[Source data]
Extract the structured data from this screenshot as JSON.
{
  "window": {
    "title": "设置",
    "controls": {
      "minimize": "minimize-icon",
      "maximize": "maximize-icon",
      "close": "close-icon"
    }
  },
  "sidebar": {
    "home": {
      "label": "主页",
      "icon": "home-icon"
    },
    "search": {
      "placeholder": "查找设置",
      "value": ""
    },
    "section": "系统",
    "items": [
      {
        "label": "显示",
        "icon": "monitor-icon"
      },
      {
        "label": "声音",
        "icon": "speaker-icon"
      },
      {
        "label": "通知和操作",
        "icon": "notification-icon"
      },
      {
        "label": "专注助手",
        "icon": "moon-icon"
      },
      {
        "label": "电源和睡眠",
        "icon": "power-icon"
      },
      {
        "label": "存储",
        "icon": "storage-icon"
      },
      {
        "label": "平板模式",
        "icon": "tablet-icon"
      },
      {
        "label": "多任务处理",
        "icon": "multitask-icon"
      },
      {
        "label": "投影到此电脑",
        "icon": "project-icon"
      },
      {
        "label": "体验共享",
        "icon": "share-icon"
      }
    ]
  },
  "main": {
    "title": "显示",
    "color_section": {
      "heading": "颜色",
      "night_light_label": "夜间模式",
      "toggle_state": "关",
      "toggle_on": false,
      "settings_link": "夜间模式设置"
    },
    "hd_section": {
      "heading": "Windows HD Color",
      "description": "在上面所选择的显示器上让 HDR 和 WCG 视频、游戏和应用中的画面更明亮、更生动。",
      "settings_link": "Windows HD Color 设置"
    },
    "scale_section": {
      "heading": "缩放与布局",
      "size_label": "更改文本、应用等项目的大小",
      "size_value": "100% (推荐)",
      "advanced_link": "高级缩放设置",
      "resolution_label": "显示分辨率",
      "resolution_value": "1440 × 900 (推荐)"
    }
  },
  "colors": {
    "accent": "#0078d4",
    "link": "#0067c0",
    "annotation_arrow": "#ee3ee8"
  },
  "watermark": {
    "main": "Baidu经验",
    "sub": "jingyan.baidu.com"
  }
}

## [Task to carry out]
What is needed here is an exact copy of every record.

## [Reply]
Extract the structured data from this screenshot as JSON.
{
  "window": {
    "title": "设置",
    "controls": {
      "minimize": "minimize-icon",
      "maximize": "maximize-icon",
      "close": "close-icon"
    }
  },
  "sidebar": {
    "home": {
      "label": "主页",
      "icon": "home-icon"
    },
    "search": {
      "placeholder": "查找设置",
      "value": ""
    },
    "section": "系统",
    "items": [
      {
        "label": "显示",
        "icon": "monitor-icon"
      },
      {
        "label": "声音",
        "icon": "speaker-icon"
      },
      {
        "label": "通知和操作",
        "icon": "notification-icon"
      },
      {
        "label": "专注助手",
        "icon": "moon-icon"
      },
      {
        "label": "电源和睡眠",
        "icon": "power-icon"
      },
      {
        "label": "存储",
        "icon": "storage-icon"
      },
      {
        "label": "平板模式",
        "icon": "tablet-icon"
      },
      {
        "label": "多任务处理",
        "icon": "multitask-icon"
      },
      {
        "label": "投影到此电脑",
        "icon": "project-icon"
      },
      {
        "label": "体验共享",
        "icon": "share-icon"
      }
    ]
  },
  "main": {
    "title": "显示",
    "color_section": {
      "heading": "颜色",
      "night_light_label": "夜间模式",
      "toggle_state": "关",
      "toggle_on": false,
      "settings_link": "夜间模式设置"
    },
    "hd_section": {
      "heading": "Windows HD Color",
      "description": "在上面所选择的显示器上让 HDR 和 WCG 视频、游戏和应用中的画面更明亮、更生动。",
      "settings_link": "Windows HD Color 设置"
    },
    "scale_section": {
      "heading": "缩放与布局",
      "size_label": "更改文本、应用等项目的大小",
      "size_value": "100% (推荐)",
      "advanced_link": "高级缩放设置",
      "resolution_label": "显示分辨率",
      "resolution_value": "1440 × 900 (推荐)"
    }
  },
  "colors": {
    "accent": "#0078d4",
    "link": "#0067c0",
    "annotation_arrow": "#ee3ee8"
  },
  "watermark": {
    "main": "Baidu经验",
    "sub": "jingyan.baidu.com"
  }
}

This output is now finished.